Asian stocks were little changed on Monday as investors’ nerves continued to settle after China’s surprise yuan devaluation last week, while the dollar held modest gains against the euro after upbeat U.S. economic data.
MSCI’s broadest index of Asia-Pacific shares outside Japan were virtually unchanged in early trade.
The index lost 2.6 percent last week to a two-year low after Beijing devalued its currency, buffeting global financial markets and fanning concerns about China’s economy.
The yuan fell more than 4 percent at one point, pulling down riskier assets such as emerging currencies globally amid fears the devaluation would spark a global currency way, but the financial markets began stabilising towards the end of last week as China slowed the pace of the currency’s depreciation.
Australian shares rose 0.4 percent and South Korea’s Kospi dipped 0.1 percent. Japan’s Nikkei rose 0.6 percent after shedding 1 percent last week.
“As concerns over the Chinese yuan continue to ebb, and with the prospect of further rises in the dollar in the lead up to the Fed’s (September) meeting, the Nikkei may well recover last week’s losses this week,” wrote Angus Nicholson, market analyst at IG in Melbourne.
The dollar was steady at 124.34 yen.
The yen was unfazed by Monday’s data showing Japan’s economy shrank in the second quarter. Though a contraction was expected, concerns that the third quarter may see only mild improvement could rekindle expectations of further monetary easing by the Bank of Japan.
The euro slipped 0.2 percent to $1.1092, handing back some of the big gains made last week when the initial shock of yuan’s devaluation pushed the dollar lower.
The greenback received a lift at the end of last week from encouraging data on U.S. producer prices and industrial output that helped support the case for the Federal Reserve hiking interest rates when they meet in September.
Suggesting that global financial market interest had moved away from Greece and on to other matters like China’s bid to weaken its currency, the euro drew little support even after the European Commission confirmed a deal to lend cash-strapped Athens up to 86 billion euros over three years following talks in Brussels.
The Australian dollar, often used as a liquid proxy of China-related trades, was little changed at $0.7369.
The Aussie sank to a six-year low of $0.7217 earlier last week after China’s depreciation but recovered ground as Beijing stepped in to arrest the yuan’s decline.

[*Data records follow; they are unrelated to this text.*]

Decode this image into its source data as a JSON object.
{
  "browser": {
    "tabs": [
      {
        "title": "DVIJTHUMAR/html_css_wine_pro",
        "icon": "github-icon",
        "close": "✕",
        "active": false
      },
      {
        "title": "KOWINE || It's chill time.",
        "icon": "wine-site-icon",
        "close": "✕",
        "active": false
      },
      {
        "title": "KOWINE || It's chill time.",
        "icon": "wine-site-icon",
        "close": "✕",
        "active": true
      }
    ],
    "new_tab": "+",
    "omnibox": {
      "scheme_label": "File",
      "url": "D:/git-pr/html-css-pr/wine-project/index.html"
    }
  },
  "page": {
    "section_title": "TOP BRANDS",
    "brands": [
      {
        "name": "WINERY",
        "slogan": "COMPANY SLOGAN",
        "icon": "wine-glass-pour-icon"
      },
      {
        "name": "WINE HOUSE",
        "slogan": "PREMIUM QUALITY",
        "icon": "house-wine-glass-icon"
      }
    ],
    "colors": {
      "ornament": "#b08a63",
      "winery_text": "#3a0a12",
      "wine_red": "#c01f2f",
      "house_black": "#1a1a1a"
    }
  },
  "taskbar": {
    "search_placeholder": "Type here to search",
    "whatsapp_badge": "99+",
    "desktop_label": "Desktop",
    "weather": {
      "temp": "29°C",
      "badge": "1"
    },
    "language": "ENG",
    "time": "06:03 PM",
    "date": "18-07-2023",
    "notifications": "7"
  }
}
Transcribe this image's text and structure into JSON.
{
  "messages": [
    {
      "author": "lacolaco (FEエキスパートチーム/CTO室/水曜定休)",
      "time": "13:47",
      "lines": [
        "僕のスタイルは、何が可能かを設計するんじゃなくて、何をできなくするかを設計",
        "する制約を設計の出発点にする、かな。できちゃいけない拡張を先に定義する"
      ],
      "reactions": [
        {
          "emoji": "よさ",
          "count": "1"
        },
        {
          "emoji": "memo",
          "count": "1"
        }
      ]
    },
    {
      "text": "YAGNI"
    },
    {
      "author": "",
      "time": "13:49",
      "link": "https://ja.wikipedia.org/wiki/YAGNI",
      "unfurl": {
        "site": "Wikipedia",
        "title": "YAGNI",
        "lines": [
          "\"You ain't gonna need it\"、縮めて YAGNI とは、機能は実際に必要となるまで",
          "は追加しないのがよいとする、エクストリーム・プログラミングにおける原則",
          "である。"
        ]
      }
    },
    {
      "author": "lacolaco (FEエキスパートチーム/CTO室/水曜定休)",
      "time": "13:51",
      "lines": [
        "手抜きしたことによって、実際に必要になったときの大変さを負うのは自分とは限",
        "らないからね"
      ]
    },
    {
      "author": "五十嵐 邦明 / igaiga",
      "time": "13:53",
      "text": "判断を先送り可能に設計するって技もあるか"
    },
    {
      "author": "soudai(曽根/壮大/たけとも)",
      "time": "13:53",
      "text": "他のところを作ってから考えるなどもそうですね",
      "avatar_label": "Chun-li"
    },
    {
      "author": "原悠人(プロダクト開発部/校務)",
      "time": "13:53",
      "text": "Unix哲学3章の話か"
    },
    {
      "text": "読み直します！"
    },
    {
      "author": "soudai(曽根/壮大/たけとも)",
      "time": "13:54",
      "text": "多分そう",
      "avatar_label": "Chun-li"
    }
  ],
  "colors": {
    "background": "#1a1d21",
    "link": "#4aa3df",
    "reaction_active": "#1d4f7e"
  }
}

While China’s central bank says there is no reason for further weakening in the yuan, many traders suspect sluggish economic data and expectation of further policy easing will leave the currency under downward pressure.
Crude oil, another market roiled last week by China’s shock move and its potential impact on demand for commodities, continued to struggle in the wake of global oversupply concerns.
U.S. crude was down 1 percent at $42.07 a barrel, within reach of a six-year trough of $41.35 struck on Friday.